Tim Stroshane, 510-847-7556
A “Surrender Dorothy” Effort To Save WaterFix By The Brown Administration
Stockton – Documents released to the Planning and Conservation League via a public records act request this week reveal details of the “No Harm Agreement” between the California Department of Water Resources (DWR) and the Federal Bureau of Reclamation (the Bureau) regarding California WaterFix. In addition, a “Letter of Dismissal,” a document demanding that specific water districts and local government agencies abandon their case-in-chiefs opposing WaterFix before the State Water Resources Control Board (SWRCB), was also included in the document release, but not previously reported in media accounts of what was transpiring in the water deal cut between the Brown and Trump administrations. Both documents can be read here and here.
It is worth noting that the “Letter of Dismissal,” which states DWR’s expectations of specific parties to withdraw from WaterFix hearings, does not indicate that the listed parties have agreed to the terms asserted by the Department of Water Resources within the letter itself.
Restore the Delta’s Executive Director, Barbara Barrigan-Parrilla, noted:
“The ‘Letter of Dismissal’ by DWR’s Karla Nemeth addressed to specific parties participating in the WaterFix hearings reads like a “surrender Dorothy” demand – absolute in its insistence without any indication of interest in cooperation by the listed parties. It seems like Governor Brown’s final grand water bargain is an attempt to bully protesting parties into capitulation, and a presentation of alternative facts in side deals that do not match up with what is transpiring before the SWRCB regarding the future of the San Francisco Bay-Delta estuary.”
While the “No Harm Agreement” reads on the surface simply as a deal cut between DWR (the junior water rights holder) and the Bureau of Reclamation (the senior water rights holder), details contradict DWR’s case-in-chief before the State Water Resources Control for the WaterFix tunnels, calling the accuracy of the assumptions in the “No Harm Agreement” into question.
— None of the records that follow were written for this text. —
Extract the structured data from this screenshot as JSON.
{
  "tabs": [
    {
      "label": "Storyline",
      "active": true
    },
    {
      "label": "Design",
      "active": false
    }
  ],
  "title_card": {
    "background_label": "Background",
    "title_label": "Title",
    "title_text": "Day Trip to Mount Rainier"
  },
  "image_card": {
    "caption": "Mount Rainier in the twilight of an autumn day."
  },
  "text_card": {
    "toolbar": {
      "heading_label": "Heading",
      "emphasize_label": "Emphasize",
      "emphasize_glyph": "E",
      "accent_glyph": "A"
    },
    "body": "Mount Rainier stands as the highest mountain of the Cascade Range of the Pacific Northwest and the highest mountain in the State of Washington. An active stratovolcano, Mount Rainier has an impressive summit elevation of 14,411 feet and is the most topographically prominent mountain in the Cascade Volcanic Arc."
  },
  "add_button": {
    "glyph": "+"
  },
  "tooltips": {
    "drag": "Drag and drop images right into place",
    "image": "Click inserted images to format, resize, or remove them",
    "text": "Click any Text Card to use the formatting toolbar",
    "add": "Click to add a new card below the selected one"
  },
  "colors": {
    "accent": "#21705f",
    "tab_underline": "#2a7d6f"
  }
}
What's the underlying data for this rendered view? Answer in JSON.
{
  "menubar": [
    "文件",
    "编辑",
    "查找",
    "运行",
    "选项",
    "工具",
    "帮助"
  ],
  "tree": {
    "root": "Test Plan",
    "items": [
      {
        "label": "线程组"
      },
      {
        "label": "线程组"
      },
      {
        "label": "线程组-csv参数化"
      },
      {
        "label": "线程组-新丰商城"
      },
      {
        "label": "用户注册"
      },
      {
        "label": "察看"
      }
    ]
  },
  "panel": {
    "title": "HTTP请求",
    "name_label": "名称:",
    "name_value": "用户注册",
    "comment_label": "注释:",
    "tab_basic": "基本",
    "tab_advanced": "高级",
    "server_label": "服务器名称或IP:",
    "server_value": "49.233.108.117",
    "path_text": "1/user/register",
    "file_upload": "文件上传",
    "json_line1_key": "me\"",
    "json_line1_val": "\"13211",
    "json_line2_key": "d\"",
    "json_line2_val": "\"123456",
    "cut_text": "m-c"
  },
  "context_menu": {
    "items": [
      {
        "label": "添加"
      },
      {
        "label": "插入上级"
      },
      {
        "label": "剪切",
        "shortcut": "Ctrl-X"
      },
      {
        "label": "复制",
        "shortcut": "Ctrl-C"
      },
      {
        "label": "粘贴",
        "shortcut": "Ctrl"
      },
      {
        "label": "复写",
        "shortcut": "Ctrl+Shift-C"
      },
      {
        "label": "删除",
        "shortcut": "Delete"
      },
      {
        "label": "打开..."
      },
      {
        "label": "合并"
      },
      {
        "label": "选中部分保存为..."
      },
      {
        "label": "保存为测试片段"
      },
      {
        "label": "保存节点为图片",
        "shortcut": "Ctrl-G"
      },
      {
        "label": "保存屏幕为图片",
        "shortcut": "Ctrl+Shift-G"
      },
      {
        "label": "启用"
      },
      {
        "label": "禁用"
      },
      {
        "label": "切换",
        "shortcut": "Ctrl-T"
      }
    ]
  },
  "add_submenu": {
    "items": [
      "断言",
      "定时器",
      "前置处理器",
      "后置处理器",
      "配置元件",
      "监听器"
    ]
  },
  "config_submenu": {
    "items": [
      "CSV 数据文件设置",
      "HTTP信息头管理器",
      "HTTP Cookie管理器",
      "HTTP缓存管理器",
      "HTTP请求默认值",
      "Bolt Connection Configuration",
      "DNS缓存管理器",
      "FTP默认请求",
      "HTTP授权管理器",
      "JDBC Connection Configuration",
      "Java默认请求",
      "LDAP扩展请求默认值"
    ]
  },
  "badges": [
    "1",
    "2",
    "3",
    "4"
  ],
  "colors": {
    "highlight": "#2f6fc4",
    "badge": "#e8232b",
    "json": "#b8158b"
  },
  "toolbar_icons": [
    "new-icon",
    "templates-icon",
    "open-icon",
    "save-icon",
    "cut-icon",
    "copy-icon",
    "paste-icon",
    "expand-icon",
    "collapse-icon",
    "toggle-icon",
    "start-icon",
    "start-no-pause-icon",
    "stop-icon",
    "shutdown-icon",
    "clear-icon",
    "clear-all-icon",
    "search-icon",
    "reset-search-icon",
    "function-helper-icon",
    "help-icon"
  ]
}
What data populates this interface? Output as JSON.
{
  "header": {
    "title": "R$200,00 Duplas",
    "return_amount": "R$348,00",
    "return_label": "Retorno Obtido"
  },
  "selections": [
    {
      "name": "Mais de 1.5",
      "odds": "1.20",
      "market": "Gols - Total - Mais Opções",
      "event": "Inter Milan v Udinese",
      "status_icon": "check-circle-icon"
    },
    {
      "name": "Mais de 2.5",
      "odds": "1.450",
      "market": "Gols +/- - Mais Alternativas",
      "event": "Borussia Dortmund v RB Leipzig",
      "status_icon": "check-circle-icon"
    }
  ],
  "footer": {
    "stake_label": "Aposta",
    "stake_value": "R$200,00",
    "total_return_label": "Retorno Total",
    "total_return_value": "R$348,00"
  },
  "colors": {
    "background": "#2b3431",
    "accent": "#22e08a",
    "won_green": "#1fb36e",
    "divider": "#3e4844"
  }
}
In the fourth paragraph under Explanatory Recitals, the agreement states:
Yet, in their case-in-chief before the SWRCB, DWR and the Bureau have petitioned for a change-in-the-point of diversion permit to begin construction of the Delta tunnels, not an addition for points of diversion. An addition of diversion points for the SWP and the CVP would require the Brown and Trump administrations to seek new water rights from the Delta and would have required a different case presentation with different facts to the SWRCB. DWR’s argument has been that they already obtained the water rights for the project, despite proposing that the intakes should be located in new places with the Delta. RTD and other parties made the case that DWR’s permit to continue adding diversion capability to the State Water Project expired in December 2009, which DWR never refuted.
Restore the Delta’s Policy Analyst, Tim Stroshane, said:
“The ‘No Harm Agreement’ reveals the Bureau asserting its seniority in the Delta to protect its water contractors’ deliveries from overreach by DWR’s Tunnels operations (assuming the project is built). These agreements undermine DWR’s case before the Water Board that they’re proceeding arm-in-arm with the Bureau on this project, when the agreements reveal that Reclamation and its CVP contractors view the Tunnels project with fear and hostility. There may not be any rush to surrender as DWR hopes. I sense desperation on the part of the Governor here, for which he may or may not have good Latin phrases. It would be nice for all others to celebrate the holidays instead and let this die on the vine.”